This recently discovered work is one of the most engaging self-portraits painted by a British artist in the 19th Century. Dated 1826, it shows a young and confident Henry Wyatt, then building a reputation as one of the best portraitists in the England. The pose is daringly unconventional, and the fact that it is painted on board, rather than a more expensive panel or canvas support, suggests that it was perhaps conceived not as a formal self-portrait, but as a private exercise. Self-portraits invariably show artists at their technical best, for without the distractions of a client, their particular needs, and contemporary fashions, and artist can focus on (or even indulge in) a pure display of their skill.

Henry Wyatt was born (in Lichfield) into the Wyatt architectural family, but the death of his father, Joseph, at the age of three meant that he was brought up by his uncle, the glass-painter Francis Eginton. Encouraged by his uncle’s trade, Wyatt sought admission to the Royal Academy schools in 1812, and by 1815 he had entered the studio of none other than Thomas Lawrence, then unquestionably the pre-eminent portraitist of the age. Wyatt became such a valued assistant to Lawrence that he was soon offered the considerable salary of Ł300 a year, and was responsible for some of the best studio copies of Lawrence’s work, including the portrait of the Duke of York now at Apsley House in London.

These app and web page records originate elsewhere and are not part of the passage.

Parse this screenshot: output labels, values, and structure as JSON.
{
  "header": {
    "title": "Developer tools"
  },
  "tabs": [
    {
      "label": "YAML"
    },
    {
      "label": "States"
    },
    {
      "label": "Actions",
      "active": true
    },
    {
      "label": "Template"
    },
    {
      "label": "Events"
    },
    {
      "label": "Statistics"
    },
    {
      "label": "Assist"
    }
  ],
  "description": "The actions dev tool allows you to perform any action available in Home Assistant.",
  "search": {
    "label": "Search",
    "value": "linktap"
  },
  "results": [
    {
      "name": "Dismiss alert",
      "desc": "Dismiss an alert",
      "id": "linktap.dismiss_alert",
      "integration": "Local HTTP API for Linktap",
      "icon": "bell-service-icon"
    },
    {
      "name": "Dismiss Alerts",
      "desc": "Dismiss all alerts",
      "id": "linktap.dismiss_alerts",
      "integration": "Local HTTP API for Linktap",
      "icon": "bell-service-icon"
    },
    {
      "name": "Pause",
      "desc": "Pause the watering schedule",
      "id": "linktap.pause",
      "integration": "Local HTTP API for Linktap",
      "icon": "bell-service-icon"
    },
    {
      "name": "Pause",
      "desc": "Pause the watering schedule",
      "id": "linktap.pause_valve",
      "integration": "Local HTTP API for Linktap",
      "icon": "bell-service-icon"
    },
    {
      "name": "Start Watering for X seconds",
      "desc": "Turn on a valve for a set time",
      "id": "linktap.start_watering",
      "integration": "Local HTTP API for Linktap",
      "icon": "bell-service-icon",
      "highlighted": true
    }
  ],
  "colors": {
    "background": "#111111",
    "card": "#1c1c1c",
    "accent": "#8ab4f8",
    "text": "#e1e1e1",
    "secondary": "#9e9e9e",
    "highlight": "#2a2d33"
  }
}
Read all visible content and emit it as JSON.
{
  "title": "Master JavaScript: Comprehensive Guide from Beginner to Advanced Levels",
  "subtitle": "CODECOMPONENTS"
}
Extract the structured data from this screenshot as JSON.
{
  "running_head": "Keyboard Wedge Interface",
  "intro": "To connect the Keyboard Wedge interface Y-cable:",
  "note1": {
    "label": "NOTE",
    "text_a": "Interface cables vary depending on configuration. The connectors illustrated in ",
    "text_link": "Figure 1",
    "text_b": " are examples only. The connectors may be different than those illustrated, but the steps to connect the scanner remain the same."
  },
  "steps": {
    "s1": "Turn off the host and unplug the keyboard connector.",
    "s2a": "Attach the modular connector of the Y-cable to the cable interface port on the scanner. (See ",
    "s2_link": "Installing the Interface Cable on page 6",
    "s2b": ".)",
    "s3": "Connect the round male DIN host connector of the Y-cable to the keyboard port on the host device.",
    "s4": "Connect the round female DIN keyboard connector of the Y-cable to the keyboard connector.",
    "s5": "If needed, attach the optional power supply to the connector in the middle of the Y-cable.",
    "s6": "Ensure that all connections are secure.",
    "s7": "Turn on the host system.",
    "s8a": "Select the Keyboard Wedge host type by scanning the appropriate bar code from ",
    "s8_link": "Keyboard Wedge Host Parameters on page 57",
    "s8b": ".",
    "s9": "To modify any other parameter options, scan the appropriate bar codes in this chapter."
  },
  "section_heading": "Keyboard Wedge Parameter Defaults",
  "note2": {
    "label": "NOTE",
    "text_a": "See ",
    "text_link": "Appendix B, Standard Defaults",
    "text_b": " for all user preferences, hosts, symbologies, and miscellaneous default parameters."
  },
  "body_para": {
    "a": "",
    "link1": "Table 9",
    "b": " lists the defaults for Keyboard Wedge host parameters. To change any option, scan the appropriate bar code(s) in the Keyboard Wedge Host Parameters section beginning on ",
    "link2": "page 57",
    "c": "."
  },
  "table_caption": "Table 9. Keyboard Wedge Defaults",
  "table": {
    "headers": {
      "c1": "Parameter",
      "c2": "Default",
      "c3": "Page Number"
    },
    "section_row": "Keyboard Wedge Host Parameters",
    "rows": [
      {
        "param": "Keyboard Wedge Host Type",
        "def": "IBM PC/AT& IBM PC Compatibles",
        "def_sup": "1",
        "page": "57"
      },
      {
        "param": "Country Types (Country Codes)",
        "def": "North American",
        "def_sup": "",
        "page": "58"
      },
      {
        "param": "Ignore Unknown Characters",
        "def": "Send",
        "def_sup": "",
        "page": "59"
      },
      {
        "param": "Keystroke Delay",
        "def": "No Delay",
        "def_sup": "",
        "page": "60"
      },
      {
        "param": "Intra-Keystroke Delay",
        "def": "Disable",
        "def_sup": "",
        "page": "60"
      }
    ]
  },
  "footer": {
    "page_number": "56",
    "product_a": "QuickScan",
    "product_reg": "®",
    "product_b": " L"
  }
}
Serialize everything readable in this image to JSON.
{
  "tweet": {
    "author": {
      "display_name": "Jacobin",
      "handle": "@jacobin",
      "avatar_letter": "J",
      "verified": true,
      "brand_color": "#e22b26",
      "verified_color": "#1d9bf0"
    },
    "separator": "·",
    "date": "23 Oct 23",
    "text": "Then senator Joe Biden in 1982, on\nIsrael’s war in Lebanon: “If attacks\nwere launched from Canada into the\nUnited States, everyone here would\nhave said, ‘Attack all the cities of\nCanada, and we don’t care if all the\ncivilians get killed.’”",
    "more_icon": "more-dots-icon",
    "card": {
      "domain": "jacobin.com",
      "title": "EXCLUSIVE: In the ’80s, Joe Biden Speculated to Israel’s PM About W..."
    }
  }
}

In 1817, however, Wyatt decided to establish himself as an independent artist. He practised successfully in Birmingham until 1819, then Liverpool and Manchester until 1825. He then returned to London at about the time he painted the present self-portrait, and took up residence in Newman Street, from where he was a regular exhibitor at the Royal Academy with portraits of eminent sitters such as the Archbishop of Dublin. His strong use of colour, as seen here, made him a popular artist, with the critic Samuel Redgrave writing that he was ‘a clever painter, his colour good, and his subjects pleasingly treated’. Sadly, Wyatt’s promising career was cut short by ill health; severe asthma caused him to leave London in 1834, and he died near Manchester in 1840. Two of his best known works today are subject pictures, Vigilance and Archimedes, both in the Tate collection
Philip Mould Ltd, 18-19 Pall Mall, London, SW1Y 5LU.Copyright Philip Mould Ltd.